:: Entries shown ::
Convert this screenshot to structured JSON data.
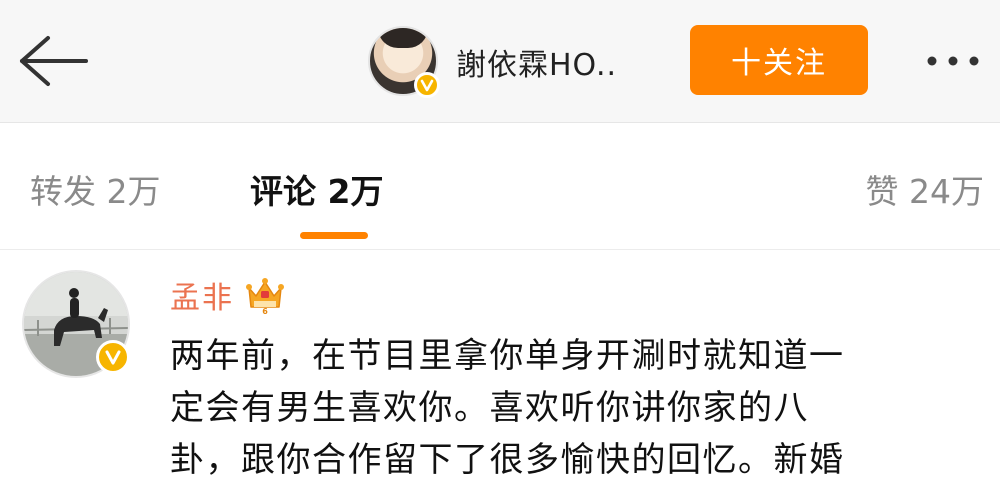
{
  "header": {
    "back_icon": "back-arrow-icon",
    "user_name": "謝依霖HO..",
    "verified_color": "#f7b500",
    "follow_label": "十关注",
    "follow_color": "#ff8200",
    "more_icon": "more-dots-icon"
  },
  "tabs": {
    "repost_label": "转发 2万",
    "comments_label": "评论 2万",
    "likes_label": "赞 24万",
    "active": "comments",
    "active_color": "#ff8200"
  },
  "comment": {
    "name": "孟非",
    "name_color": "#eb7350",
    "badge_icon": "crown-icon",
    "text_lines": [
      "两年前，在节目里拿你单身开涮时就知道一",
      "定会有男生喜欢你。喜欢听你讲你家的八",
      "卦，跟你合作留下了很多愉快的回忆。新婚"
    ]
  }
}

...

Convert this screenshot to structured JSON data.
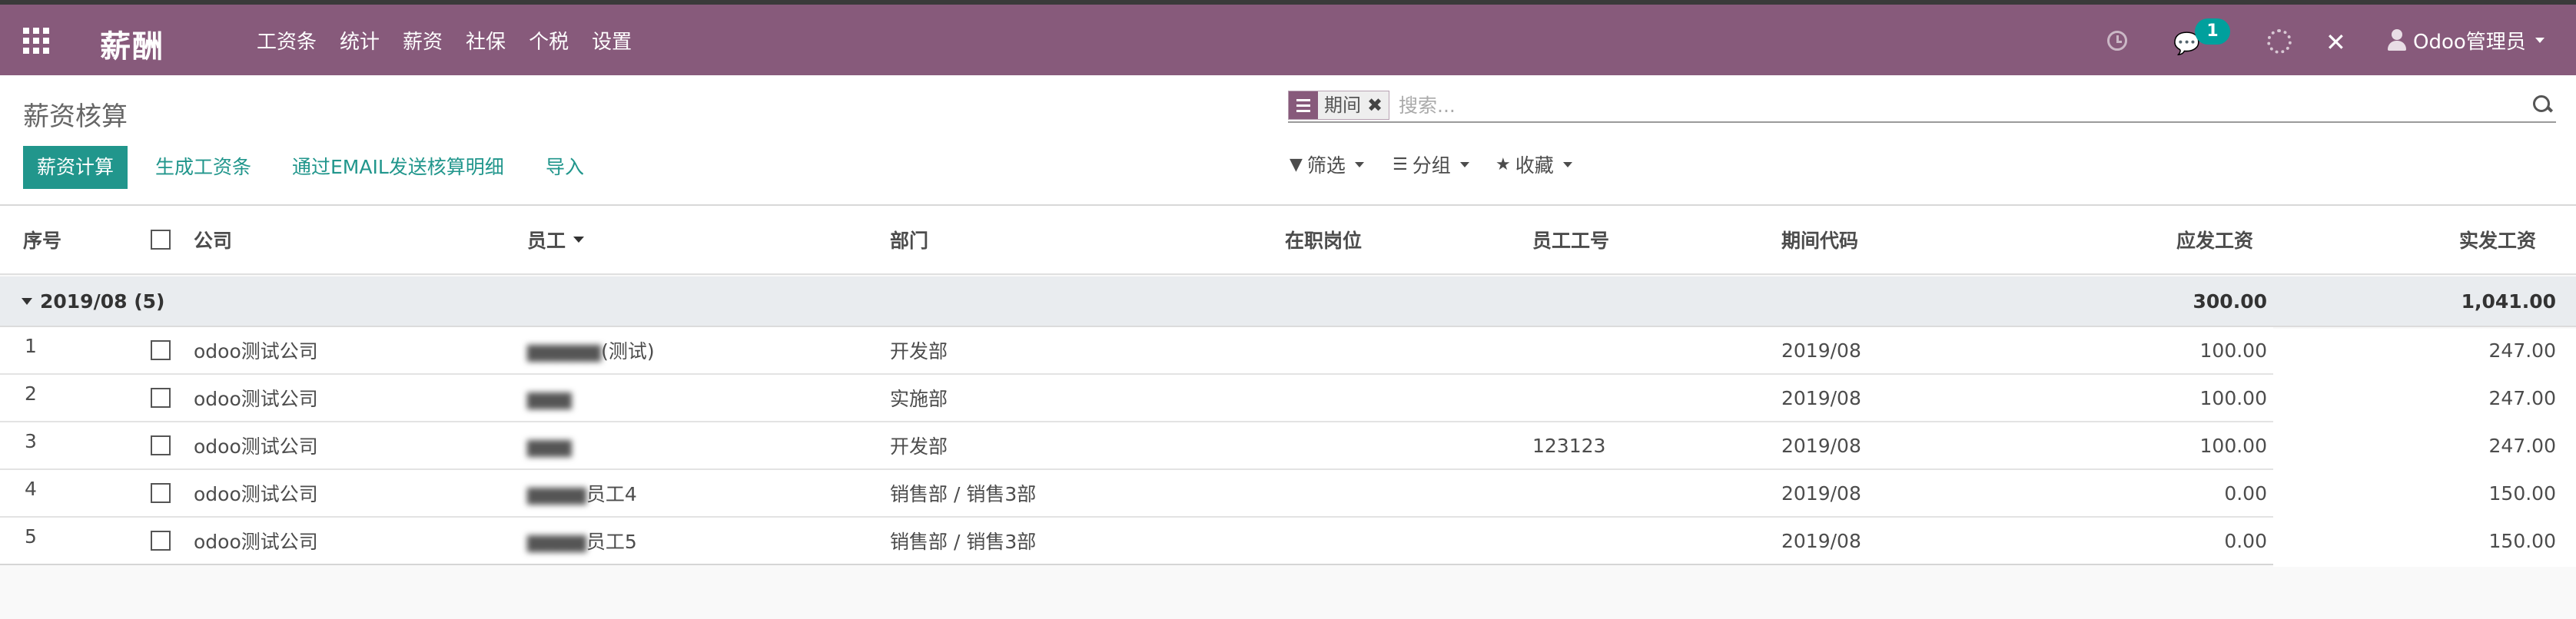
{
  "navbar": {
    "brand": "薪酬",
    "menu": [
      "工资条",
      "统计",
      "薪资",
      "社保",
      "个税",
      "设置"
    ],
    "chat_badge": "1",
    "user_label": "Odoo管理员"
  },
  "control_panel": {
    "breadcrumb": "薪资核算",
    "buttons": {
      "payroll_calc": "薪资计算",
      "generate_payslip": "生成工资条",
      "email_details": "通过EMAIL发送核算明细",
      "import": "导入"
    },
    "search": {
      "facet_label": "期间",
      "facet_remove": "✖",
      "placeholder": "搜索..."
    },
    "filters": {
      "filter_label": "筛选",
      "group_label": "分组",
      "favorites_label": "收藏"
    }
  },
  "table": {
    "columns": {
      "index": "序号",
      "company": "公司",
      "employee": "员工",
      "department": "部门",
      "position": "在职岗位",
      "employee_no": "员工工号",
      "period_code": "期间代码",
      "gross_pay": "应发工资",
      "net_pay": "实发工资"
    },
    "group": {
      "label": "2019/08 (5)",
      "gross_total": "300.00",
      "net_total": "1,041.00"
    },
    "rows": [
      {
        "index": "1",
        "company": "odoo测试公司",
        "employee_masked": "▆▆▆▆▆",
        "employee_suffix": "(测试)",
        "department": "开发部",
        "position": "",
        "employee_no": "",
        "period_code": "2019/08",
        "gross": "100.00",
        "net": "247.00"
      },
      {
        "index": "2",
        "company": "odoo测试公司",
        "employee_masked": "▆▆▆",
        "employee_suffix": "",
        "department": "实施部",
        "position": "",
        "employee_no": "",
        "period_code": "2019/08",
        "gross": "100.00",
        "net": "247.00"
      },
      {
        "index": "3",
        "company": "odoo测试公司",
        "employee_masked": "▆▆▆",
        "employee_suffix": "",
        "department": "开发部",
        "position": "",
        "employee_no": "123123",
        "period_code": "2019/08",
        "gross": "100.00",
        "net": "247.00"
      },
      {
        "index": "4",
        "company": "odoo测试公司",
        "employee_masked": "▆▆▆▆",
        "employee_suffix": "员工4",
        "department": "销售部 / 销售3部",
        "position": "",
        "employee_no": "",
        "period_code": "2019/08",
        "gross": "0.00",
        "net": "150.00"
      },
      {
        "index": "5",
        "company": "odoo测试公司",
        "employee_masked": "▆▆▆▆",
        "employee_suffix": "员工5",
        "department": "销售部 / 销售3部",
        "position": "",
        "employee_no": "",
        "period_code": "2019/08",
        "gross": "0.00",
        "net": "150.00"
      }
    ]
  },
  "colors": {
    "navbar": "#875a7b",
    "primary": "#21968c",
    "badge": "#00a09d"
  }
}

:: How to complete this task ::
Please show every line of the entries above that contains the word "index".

:: Output below ::
      "index": "序号",
        "index": "1",
        "index": "2",
        "index": "3",
        "index": "4",
        "index": "5",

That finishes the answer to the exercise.